I remember back in the dark days when I started my counseling program, and again when I worked in crappy internships with punitive supervisors who had no idea how to play and teach real children. It was scary to think that to support my own adopted kids I had to work in programs that mostly harmed kids. I wanted so much to somehow continue giving other children and teens the freedom and support I give my own. The professional world seemed stacked against me.
Sometimes I really did wonder if Bridget had somehow forgotten me, our contracts, my puja. Or maybe she was busy with others, and had no more time to follow my little problems.
But now I feel awed and amazed at my work, and I can see Bridget the foster mother to Jesus in the lives I am touching. I can name teenagers who are not in jail because of my reports, count toddlers who never talked who are now talking, list children who had no accommodations in school who now have supports. I have helped families get better services, helped new kids start homeschooling, and helped other kids find better schools. In Celtic society, a foster mother helps guide a child into apprenticeship and vocation, and I am helping kids make eye contact, speak, study things they love, and get everything from computers in their schools to parents who allow them their video games. A teenager with greasy hair who makes eye contact and smiles and thanks me for having their video games back is a sacred thing, too.
So, I feel a lot of gratitude for Bridget. Maybe she was busy with others while I suffered through my internships. Maybe she did forget me while I was busy studying for certification exams that seem endless. (One more in August.) But somehow, all that difficult time led to doing this work now. Dirt roads and nasty schools and isolated hollows and sacred children, sacred families, and the sacred work of protecting and mentoring children.
May the blessings of Bridgid the bright
Rest upon us, this day, this night,

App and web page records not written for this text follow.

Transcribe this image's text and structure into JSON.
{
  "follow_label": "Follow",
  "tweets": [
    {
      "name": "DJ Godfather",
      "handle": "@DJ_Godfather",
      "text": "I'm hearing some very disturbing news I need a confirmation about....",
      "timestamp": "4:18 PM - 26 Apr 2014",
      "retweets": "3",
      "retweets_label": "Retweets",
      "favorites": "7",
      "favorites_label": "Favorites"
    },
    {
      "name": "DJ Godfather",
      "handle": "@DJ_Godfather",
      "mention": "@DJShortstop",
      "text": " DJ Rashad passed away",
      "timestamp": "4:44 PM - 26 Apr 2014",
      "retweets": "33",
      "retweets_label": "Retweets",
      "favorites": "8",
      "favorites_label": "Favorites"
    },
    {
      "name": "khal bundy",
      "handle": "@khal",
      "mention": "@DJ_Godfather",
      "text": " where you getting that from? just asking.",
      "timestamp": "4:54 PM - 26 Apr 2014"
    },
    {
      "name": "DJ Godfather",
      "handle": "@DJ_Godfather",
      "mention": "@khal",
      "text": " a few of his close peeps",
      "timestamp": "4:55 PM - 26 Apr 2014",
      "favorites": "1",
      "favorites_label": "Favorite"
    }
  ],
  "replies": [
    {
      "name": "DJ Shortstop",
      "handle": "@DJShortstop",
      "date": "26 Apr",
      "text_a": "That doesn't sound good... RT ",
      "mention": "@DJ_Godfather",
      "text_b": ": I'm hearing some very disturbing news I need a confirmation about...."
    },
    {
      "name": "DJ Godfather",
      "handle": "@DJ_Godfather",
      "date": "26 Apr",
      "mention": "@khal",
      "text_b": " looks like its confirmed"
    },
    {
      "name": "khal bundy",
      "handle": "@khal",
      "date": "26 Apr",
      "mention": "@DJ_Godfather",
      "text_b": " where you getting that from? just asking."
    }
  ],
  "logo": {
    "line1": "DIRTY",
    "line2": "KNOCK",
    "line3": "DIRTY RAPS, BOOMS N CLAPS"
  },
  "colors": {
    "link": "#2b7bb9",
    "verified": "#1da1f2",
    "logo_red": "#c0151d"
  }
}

I will kindle this fire as Bridghid, foster mother of Christ would
The Foster Mother's Name be on our hearth
Be on our work, be on our households all.
(Carmina Gadelica, Carmichael, 1900)